Unfortunately, you can only conclusively tell the two apart via a post-mortem brain biopsy.
In this study, when tissue of 54 people diagnosed with AD were autopsied, 5.5% were instead found to have had vCJD, and to have died from it. In a study at Yale, 13% of presumed AD patients were also found to have had vCJD.
Yet, the CDC reports that only one human case of vCJD has occurred in the US from 1995 to 2004. (The incidence of non-variant CJD, also known as spontaneous CJD, is reported as 1 in 1 million worldwide.) ("spontaneous"?)
On the other hand, the incidence of Alzheimer's Disease has been increasing exponentially. There are currently more than 5 million people in the US diagnosed with AD.
Both mad cow disease and vCJD in humans are caused by a prion, an infectious bit of non-living protein that cannot be deactivated via heat, ultraviolet light, ionizing radiation, normal sterilization processes, or use of disinfectants that normally inactivate viruses and bacteria. (I'm not making that up.) Prions "reproduce" in the host by bumping up against another protein, causing it to adopt a shape similar to its own.
Vegetarians Aren't Immune To Prion Infection
Prions "can survive wastewater decontamination and wind up in fertilizer, potentially contaminating fruit and vegetables." 1, 2 Wastewater becomes contaminated via slaughterhouse and other meat processing facility drains and runoff.
The human form of mad cow disease, vCJD, is transmissible between humans via blood. It has an incubation period of 10 to 20 years. It is incurable, untreatable, and fatal.
I don't see why, given this scenario, the USDA doesn't require more cattle be tested for mad cow disease. (The USDA currently tests about 1% of slaughtered cattle.)
Not only is the USDA not requiring much testing, it, in fact, after pressure from the National Cattlemen's Beef Association (NCBA), sued a small meatpacker, Creekstone Farms, to prevent them from voluntarily testing their cattle for mad cow disease. The president of the NCBA told the Washington Post, "If testing is allowed at Creekstone, we think it would become the international standard and the domestic standard, too."
So far, the USDA is winning, if that's what you want to call it. They've appealed a lower court's ruling in Creekstone's favor, and have refused to sell Creekstone it's requested mad-cow test kits.

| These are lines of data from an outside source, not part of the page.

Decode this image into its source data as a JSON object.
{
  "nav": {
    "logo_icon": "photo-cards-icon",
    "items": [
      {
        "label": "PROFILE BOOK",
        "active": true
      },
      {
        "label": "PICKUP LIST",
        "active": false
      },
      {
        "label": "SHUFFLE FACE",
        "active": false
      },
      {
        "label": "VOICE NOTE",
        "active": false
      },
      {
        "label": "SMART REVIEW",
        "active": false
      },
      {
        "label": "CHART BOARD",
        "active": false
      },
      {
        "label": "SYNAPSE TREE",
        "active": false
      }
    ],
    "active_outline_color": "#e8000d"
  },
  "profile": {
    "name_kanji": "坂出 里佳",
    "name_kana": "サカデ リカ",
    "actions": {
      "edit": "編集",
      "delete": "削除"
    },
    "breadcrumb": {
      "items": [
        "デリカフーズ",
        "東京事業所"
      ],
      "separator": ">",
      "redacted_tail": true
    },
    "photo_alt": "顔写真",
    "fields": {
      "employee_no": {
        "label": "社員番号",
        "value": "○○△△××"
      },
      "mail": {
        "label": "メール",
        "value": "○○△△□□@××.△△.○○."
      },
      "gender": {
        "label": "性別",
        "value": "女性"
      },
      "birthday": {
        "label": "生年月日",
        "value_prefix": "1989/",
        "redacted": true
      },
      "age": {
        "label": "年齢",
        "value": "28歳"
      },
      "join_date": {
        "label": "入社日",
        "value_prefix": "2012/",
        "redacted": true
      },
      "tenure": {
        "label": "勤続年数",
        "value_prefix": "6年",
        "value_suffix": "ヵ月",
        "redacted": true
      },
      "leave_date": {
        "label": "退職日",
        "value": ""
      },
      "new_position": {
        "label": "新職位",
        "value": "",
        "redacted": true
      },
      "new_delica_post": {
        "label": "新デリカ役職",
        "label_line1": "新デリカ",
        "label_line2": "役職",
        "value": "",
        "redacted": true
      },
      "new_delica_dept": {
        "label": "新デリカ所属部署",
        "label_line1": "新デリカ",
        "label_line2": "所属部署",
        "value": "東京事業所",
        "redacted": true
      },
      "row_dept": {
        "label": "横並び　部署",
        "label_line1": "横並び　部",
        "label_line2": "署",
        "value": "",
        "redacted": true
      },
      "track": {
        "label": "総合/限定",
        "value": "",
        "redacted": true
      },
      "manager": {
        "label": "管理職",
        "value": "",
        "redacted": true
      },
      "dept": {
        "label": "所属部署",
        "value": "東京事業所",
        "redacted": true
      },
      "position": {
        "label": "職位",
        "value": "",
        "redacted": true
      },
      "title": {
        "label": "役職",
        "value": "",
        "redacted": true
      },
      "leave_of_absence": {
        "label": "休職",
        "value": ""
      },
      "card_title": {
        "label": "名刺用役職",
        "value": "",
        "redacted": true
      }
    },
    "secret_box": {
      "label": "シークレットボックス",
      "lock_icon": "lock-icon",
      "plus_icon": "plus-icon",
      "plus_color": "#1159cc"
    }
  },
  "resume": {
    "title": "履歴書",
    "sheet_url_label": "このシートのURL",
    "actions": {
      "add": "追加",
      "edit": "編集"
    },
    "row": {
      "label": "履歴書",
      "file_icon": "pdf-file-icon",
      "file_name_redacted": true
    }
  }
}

Bill Marler, when you become Food Safety Administration Secretary, I hope you support increased testing for mad cow disease and other spongiform encephalopathies.
Related: The Organic Consumer's Association does a nice job of keeping up-to-date on all things related to mad cow disease: Organic Consumer's Association: Mad Cow Disease
2Even Vegetarians May Not Be Safe From 'Mad Cow' Prions, New Scientist, June 2008